"They do not want to be labelled as a medical resource that will assess all cases in a region," Martel said.
The complexity of the process also requires a significant time commitment. Louis Roy estimates this might require five to eight hours of monitoring over several days.
"In medicine, people work a lot. If we accept this long and quite difficult task, it's added on top of everything else."
Patients may not qualify
Another complication is the numerous requests made by patients who do not qualify for the procedure.
Roy believes that patient expectations can be unrealistic.
"We have to start from scratch, pull out the elements of the law and ask, 'Do you think your health condition meets the criteria?'" he said.

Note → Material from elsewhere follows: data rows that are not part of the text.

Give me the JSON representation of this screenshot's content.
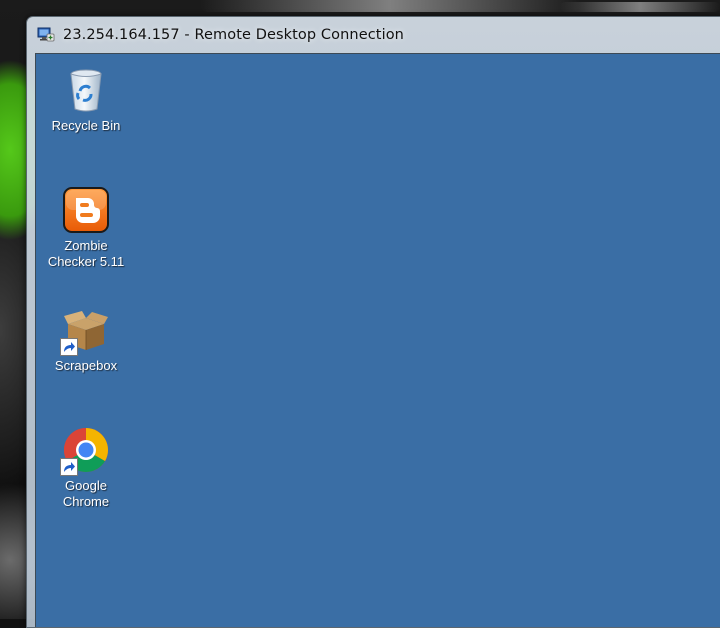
{
  "window": {
    "title": "23.254.164.157 - Remote Desktop Connection",
    "title_icon": "remote-desktop-icon"
  },
  "desktop": {
    "background_color": "#3a6ea5",
    "icons": [
      {
        "name": "recycle-bin",
        "label": "Recycle Bin",
        "icon": "recycle-bin-icon",
        "shortcut": false
      },
      {
        "name": "zombie-checker",
        "label": "Zombie\nChecker 5.11",
        "icon": "blogger-icon",
        "shortcut": false
      },
      {
        "name": "scrapebox",
        "label": "Scrapebox",
        "icon": "box-icon",
        "shortcut": true
      },
      {
        "name": "google-chrome",
        "label": "Google\nChrome",
        "icon": "chrome-icon",
        "shortcut": true
      }
    ]
  }
}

Roy said information on medically assisted dying must be improved. Quebec should also launch a national information campaign, he said.
Barrette believes the situation will gradually improve.
"We are at the beginning of the application of the law, and given the small number of cases that have occurred, it's understandable that teams are still figuring things out," he said.